  • Controlled means that 1 of the groups is used as a control group. It is a comparison group, like the no-gum , standard care group above
  • Trial means that it was a study. The researchers were testing (trying) an intervention and measuring the outcomes to see if it worked.  In this case the intervention was gum chewing and the measure outcomes were nausea and ileus.

Why should you care about RCTs?  Because RCTs are strong evidence that an intervention works (or doesn’t) for your patients

Critical Thinking Exercise:   Go to   In the blank box at the very top enter a few key words about the problem in which you are interested + RCT.  For example:  music pain + RCT.   Then read 1 or more of the abstracts looking for random assignment (randomized), control group, and whether it was a study (trial).   You’re on your way!    -Dr.H

*Note: You may remember from other blogs that p<.05 means the difference between groups is probably cause by the intervention—in this case gum chewing.

“Which Came 1st–The chicken or the egg?” (or, Why Correlation is Not Causation)

Correlation is not causation. RNs who want to use research in practice must take this seriously.

What does it mean?   Answer: Just because two things happen together, we cannot say that one causes the other.

Consider the example of drinking coffee and staying awake. The more coffee you drink, the more hours you will stay awake.   But isn’t it also true that the more hours you try to stay awake, the more coffee you will likely drink?

Thus, in a study about coffee drinking and sleep, you may read that coffee and hours of being awake are correlated. In other words, they occur together. When one goes up, the other goes up.   What is not clear is whether the coffee is causing the person to be awake longer, OR whether being awake longer is causing the effect of more coffee consumption.   The unsolved mystery is: “Which is the cause and which is the effect?”[1]

Likewise consider the consistent relationship between chickens and eggs.
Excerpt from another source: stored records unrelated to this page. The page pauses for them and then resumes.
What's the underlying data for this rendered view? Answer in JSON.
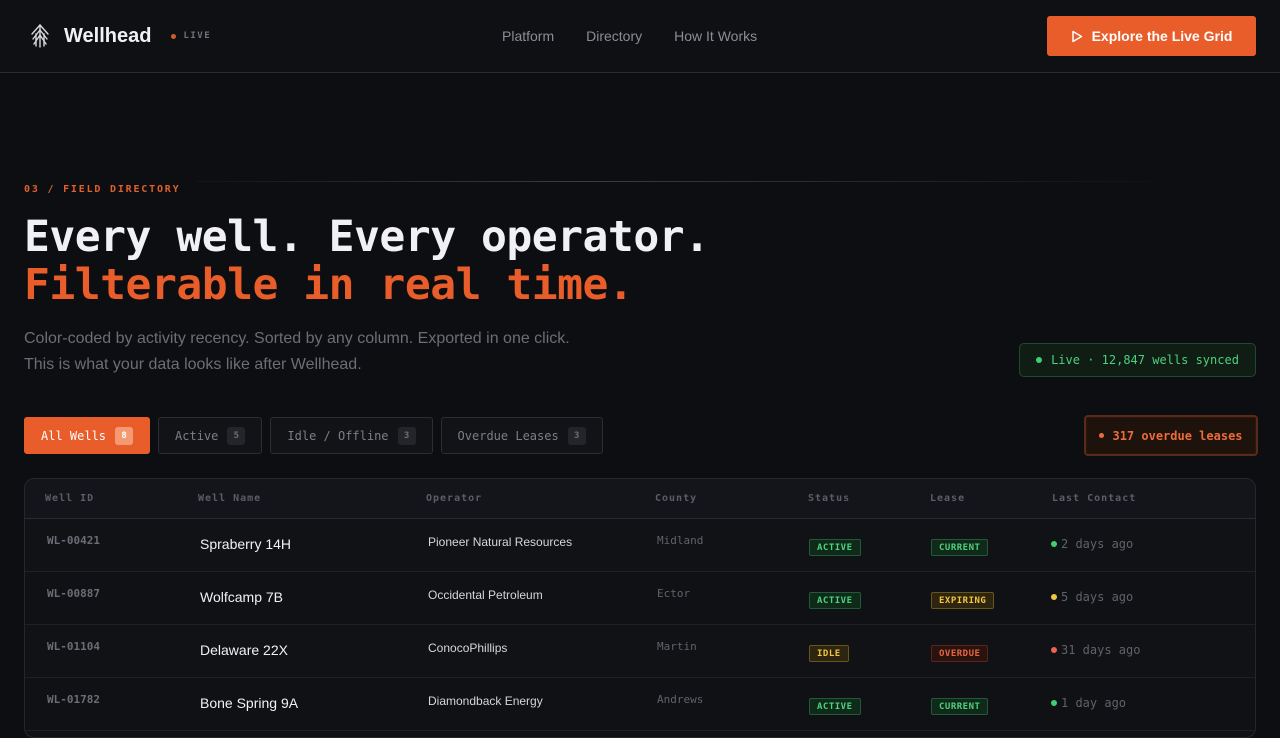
{
  "nav": {
    "brand": "Wellhead",
    "live_label": "LIVE",
    "links": [
      "Platform",
      "Directory",
      "How It Works"
    ],
    "cta": "Explore the Live Grid"
  },
  "hero": {
    "section_label": "03 / FIELD DIRECTORY",
    "title_line1": "Every well. Every operator.",
    "title_line2": "Filterable in real time.",
    "subtitle_line1": "Color-coded by activity recency. Sorted by any column. Exported in one click.",
    "subtitle_line2": "This is what your data looks like after Wellhead.",
    "sync_status": "Live · 12,847 wells synced"
  },
  "filters": [
    {
      "label": "All Wells",
      "count": "8"
    },
    {
      "label": "Active",
      "count": "5"
    },
    {
      "label": "Idle / Offline",
      "count": "3"
    },
    {
      "label": "Overdue Leases",
      "count": "3"
    }
  ],
  "overdue_alert": "317 overdue leases",
  "table": {
    "headers": [
      "Well ID",
      "Well Name",
      "Operator",
      "County",
      "Status",
      "Lease",
      "Last Contact"
    ],
    "rows": [
      {
        "id": "WL-00421",
        "name": "Spraberry 14H",
        "operator": "Pioneer Natural Resources",
        "county": "Midland",
        "status": "ACTIVE",
        "lease": "CURRENT",
        "last_contact": "2 days ago"
      },
      {
        "id": "WL-00887",
        "name": "Wolfcamp 7B",
        "operator": "Occidental Petroleum",
        "county": "Ector",
        "status": "ACTIVE",
        "lease": "EXPIRING",
        "last_contact": "5 days ago"
      },
      {
        "id": "WL-01104",
        "name": "Delaware 22X",
        "operator": "ConocoPhillips",
        "county": "Martin",
        "status": "IDLE",
        "lease": "OVERDUE",
        "last_contact": "31 days ago"
      },
      {
        "id": "WL-01782",
        "name": "Bone Spring 9A",
        "operator": "Diamondback Energy",
        "county": "Andrews",
        "status": "ACTIVE",
        "lease": "CURRENT",
        "last_contact": "1 day ago"
      }
    ]
  },
  "colors": {
    "accent": "#e85d2a",
    "status_green": "#4fd27e",
    "status_yellow": "#f1c441",
    "status_red": "#e8663f",
    "background": "#0d0e11"
  },
  "icons": {
    "brand": "wellhead-logo-icon",
    "cta": "play-icon"
  }
}
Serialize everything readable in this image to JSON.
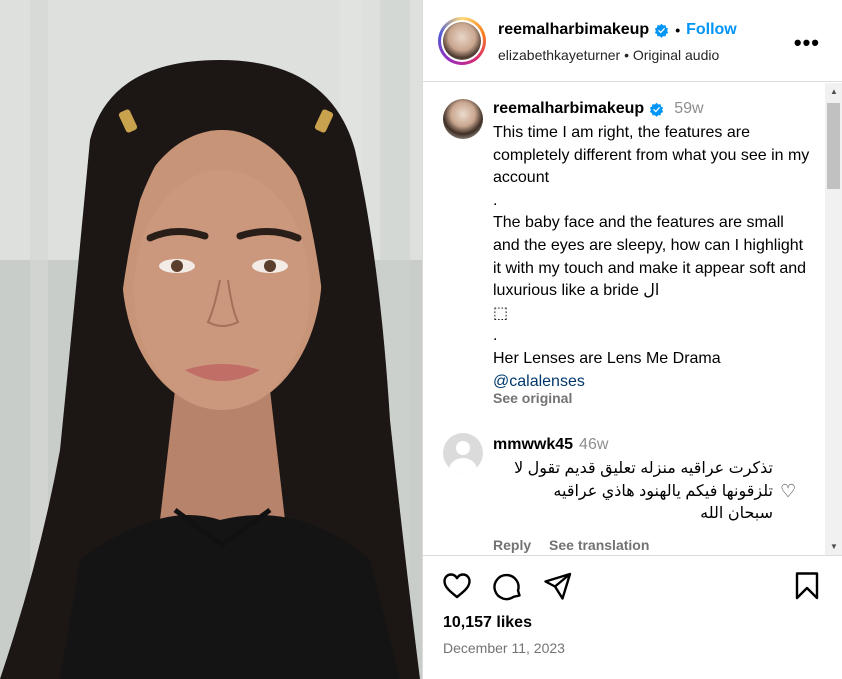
{
  "post": {
    "author": "reemalharbimakeup",
    "follow_label": "Follow",
    "separator": "•",
    "audio_user": "elizabethkayeturner",
    "audio_sep": "•",
    "audio_label": "Original audio",
    "more_label": "•••"
  },
  "caption": {
    "author": "reemalharbimakeup",
    "time": "59w",
    "lines": [
      "This time I am right, the features are completely different from what you see in my account",
      ".",
      "The baby face and the features are small and the eyes are sleepy, how can I highlight it with my touch and make it appear soft and luxurious like a bride ال",
      "⬚",
      ".",
      "Her Lenses are Lens Me Drama"
    ],
    "mention": "@calalenses",
    "see_original": "See original"
  },
  "comment": {
    "author": "mmwwk45",
    "time": "46w",
    "text_lines": [
      "تذكرت عراقيه منزله تعليق قديم تقول لا",
      "تلزقونها فيكم يالهنود هاذي عراقيه",
      "سبحان الله"
    ],
    "reply_label": "Reply",
    "translate_label": "See translation"
  },
  "stats": {
    "likes": "10,157 likes",
    "date": "December 11, 2023"
  },
  "icons": {
    "like": "heart-icon",
    "comment": "comment-icon",
    "share": "share-icon",
    "save": "bookmark-icon",
    "verified": "verified-badge-icon",
    "more": "more-options-icon"
  },
  "colors": {
    "link_blue": "#0095f6",
    "verified_blue": "#0095f6",
    "muted": "#737373",
    "mention": "#00376b"
  }
}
Every egg was produced by a hen. Every one. In statistical terms this means that on a scale of 0 to 1 (with 0 being no relationship whatsoever and 1 being a relationship that occurs 100% of the time) eggs and chickens have a perfect 100% relationship of 1. (A statistician would write this as r=1.0).   What is unclear is whether (when the world was young), the chicken appeared first and caused the first egg, or the egg came first and caused the first chicken. Again the unsolved mystery is: “Which is a cause and which is the effect?”

Okay, so let’s do some critical thinking about actual research.  You read these results:

“More calls for assistance related to less fall-related patient harm. Surprisingly, longer response time to call lights also related to fewer total falls and less fall-related patient harm. Generally speaking, more call light use related to longer response times.”[2]

When you read this article, what should you be assuming about the researchers’ findings in terms of relationships instead of cause-and-effect? (Hint: Think about chickens & eggs, or coffee & insomnia.)

[1] Bonus info: We call causes “independent variables” and we call effects, “dependent variables”

[2] Tzeng, H.M,. & Yin, C.Y. (2009). Relationship between call light use and response time and inpatient falls in acute care settings. Journal of Clinical Nursing, 18(23), 3333-3341. doi: 10.1111/j.1365-2702.2009.02916.x. Epub 2009 Sep 4.